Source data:
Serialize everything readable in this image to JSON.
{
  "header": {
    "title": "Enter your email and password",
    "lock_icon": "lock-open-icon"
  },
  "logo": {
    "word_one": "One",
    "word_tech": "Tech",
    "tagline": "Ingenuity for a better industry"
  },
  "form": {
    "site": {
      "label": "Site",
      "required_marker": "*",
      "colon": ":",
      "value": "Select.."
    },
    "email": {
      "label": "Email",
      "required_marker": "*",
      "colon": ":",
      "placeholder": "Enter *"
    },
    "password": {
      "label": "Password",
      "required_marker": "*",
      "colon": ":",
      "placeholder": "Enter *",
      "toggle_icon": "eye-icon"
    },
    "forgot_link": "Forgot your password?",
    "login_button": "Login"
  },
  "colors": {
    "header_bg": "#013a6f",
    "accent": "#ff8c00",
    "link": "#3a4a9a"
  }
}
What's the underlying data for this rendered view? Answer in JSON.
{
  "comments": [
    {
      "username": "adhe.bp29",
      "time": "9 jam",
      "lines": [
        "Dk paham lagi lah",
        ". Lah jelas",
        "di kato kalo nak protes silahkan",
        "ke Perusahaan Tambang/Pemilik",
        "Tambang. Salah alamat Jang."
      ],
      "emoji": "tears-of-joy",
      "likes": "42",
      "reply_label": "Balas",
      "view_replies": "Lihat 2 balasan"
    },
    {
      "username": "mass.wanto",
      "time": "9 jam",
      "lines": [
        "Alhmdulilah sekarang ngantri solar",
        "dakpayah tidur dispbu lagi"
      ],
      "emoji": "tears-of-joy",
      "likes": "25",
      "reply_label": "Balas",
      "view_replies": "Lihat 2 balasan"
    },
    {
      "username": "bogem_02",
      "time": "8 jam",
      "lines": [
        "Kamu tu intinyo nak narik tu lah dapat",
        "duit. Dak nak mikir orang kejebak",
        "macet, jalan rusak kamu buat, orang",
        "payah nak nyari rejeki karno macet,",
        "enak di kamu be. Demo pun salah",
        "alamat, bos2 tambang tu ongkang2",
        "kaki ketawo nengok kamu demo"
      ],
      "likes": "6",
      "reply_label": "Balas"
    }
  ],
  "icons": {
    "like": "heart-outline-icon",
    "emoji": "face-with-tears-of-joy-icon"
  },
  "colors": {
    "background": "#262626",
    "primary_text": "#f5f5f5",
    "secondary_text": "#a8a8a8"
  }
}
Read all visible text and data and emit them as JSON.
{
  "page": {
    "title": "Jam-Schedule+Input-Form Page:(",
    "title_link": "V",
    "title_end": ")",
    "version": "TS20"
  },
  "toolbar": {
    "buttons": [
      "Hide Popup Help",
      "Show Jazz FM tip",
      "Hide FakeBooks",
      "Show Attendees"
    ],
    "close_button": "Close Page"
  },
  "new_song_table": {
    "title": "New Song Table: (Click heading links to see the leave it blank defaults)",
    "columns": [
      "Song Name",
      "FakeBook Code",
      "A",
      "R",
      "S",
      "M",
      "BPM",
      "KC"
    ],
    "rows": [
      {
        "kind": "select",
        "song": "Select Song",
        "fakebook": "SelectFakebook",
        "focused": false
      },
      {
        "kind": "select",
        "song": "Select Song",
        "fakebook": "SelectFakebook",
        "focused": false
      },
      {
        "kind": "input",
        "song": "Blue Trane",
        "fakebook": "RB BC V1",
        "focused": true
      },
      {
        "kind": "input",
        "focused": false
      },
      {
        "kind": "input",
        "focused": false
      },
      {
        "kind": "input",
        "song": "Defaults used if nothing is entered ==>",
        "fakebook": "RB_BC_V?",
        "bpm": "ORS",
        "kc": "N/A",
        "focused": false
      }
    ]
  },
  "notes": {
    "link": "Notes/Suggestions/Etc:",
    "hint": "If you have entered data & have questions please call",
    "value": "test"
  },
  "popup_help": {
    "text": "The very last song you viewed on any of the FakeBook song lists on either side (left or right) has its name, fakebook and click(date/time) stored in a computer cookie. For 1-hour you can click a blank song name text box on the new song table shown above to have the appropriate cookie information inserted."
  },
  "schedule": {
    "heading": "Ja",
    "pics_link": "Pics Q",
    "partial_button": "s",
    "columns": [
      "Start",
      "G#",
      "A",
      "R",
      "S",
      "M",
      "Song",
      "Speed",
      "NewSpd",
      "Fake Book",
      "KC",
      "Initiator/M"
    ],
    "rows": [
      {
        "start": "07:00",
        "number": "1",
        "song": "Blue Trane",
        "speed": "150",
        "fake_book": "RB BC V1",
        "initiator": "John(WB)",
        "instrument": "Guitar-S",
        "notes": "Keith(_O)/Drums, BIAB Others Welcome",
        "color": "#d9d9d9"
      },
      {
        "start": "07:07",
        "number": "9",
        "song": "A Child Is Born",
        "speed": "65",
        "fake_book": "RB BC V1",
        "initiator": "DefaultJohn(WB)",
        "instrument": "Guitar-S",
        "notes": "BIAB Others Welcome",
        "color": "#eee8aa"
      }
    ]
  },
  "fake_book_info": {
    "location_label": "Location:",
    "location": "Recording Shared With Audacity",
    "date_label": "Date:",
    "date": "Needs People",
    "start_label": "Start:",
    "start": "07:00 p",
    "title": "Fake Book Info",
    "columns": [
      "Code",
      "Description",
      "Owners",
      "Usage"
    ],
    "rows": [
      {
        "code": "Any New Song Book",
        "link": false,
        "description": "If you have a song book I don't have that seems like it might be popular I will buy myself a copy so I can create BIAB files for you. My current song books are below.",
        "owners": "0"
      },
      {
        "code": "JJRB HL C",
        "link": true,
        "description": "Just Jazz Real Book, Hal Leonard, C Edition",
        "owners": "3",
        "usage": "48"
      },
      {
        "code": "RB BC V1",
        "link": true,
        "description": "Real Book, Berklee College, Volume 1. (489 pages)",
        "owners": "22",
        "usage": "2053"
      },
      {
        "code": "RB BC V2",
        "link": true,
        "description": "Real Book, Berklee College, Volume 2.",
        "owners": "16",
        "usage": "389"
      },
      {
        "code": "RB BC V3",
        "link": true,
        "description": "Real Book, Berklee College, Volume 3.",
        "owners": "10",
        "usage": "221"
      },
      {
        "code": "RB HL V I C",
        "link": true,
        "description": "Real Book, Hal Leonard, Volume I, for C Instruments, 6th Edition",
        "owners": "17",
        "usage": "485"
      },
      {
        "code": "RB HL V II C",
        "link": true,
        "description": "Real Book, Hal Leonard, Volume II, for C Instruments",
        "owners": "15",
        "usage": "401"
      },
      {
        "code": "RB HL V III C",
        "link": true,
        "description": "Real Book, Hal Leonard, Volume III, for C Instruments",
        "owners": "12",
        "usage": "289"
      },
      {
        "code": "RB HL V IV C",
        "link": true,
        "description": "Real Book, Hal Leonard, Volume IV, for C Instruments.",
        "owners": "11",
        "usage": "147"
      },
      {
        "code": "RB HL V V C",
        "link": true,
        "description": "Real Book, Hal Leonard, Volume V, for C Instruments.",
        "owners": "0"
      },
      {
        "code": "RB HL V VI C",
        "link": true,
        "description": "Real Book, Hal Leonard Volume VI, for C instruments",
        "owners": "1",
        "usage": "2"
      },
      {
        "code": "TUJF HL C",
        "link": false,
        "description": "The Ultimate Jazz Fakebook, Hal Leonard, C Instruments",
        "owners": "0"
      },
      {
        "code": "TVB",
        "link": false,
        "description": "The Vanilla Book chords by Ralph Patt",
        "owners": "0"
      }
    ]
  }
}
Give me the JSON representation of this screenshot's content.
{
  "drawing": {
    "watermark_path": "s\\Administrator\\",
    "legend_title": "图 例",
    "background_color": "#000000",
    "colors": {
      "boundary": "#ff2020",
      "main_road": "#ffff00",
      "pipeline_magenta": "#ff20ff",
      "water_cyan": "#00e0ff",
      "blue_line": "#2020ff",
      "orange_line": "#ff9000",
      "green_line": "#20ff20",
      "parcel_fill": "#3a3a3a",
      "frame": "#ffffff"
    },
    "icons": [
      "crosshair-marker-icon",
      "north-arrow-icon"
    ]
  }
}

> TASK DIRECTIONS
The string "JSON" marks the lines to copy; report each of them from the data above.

> RESPONSE AREA
Serialize everything readable in this image to JSON.
What's the underlying data for this rendered view? Answer in JSON.
Read all visible text and data and emit them as JSON.
Give me the JSON representation of this screenshot's content.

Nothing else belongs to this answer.